ET's Kevin Frazier caught up with Louis-Dreyfus and her Veep co-stars, Tony Hale and Anna Chlumsky, along with showrunner Dave Mandel, backstage after the show, and they opened up about the series coming to an end.
"We kind of knew [that with] the seventh season, we were entering our final season. But when we read [the news], it was kinda sad, because we all really care about each other," Hale shared. "We have a really great time, and I think that has a lot to do with how we work together, so I think that's really helpful."
The show's biting political commentary has been heralded even more intensely recently following the myriad scandals and gaffes that have arisen since the election of President Donald Trump.
In fact, politics played a big role at this year's Emmys. Host Stephen Colbert lampooned the White House and current events during most of his opening monologue, numerous winners made politically themed speeches as they accepted awards, and many credited the current political landscape for their victories -- most notably Saturday Night Live.
"It's a pretty hot topic right now, wouldn't you say? It's really all anybody's talking about or thinking about," Louis-Dreyfus reflected.
In fact, Mandel hinted that their upcoming final season might have some pretty clear allusions to the recent election when Louis-Dreyfus' Selina Meyer goes head to head against Timothy Simons' abrasive Jonah Ryan.

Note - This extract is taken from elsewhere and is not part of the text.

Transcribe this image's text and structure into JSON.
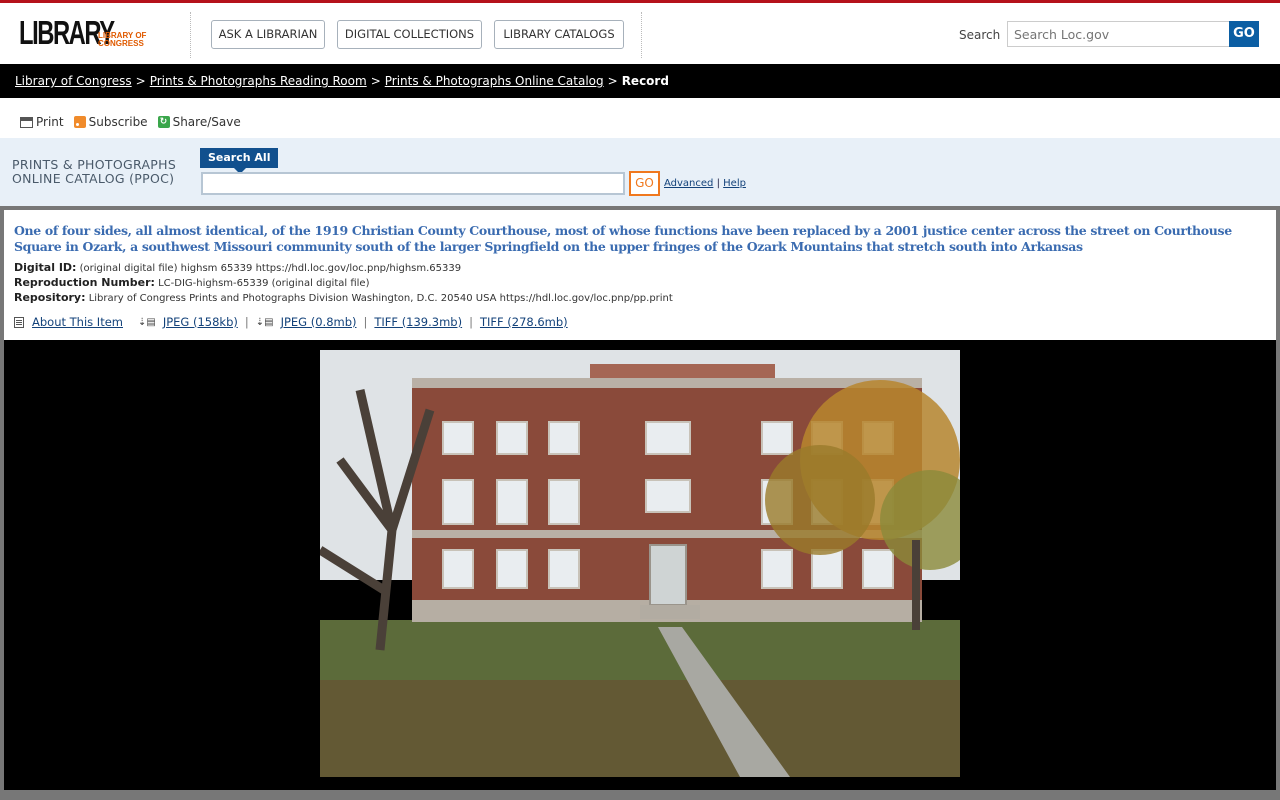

"Well, Selina and Jonah have both decided they want to be President of the United States, and I think what we've seen throughout history is, just because you want to be President of the United States, doesn't mean America wants you to be the President of the United States," Mandel said. "And that sometimes, maybe the last person you think should be President of the United States somehow kind of wins, when you thought the lady was going to win."
However, he quickly added that his remarks didn't mean that Jonah would actually win the seat in the highest office in the land.
While Veep shined bright on Sunday, it was Louis-Dreyfus who made history. When she won the Emmy for Outstanding Lead Actress in a Comedy Series, it was her sixth straight year in a row, breaking the record for most wins for the same role on the same show by any performer ever!
The win puts her one ahead of Candice Bergen and Don Knotts, who had both won five Emmys for the same role.
"I've always wanted to take both of those suckers down!" Louis-Dreyfus declared with a laugh.
Her victory also marked Louis-Dreyfus' eighth Emmy after winning for The New Adventures of Old Christine and Seinfeld.
ET caught up with the celebrated comedy actress on the red carpet before the show, where she opened up about the ending of Veep and how it "felt like the right decision." Check out the video below to hear more.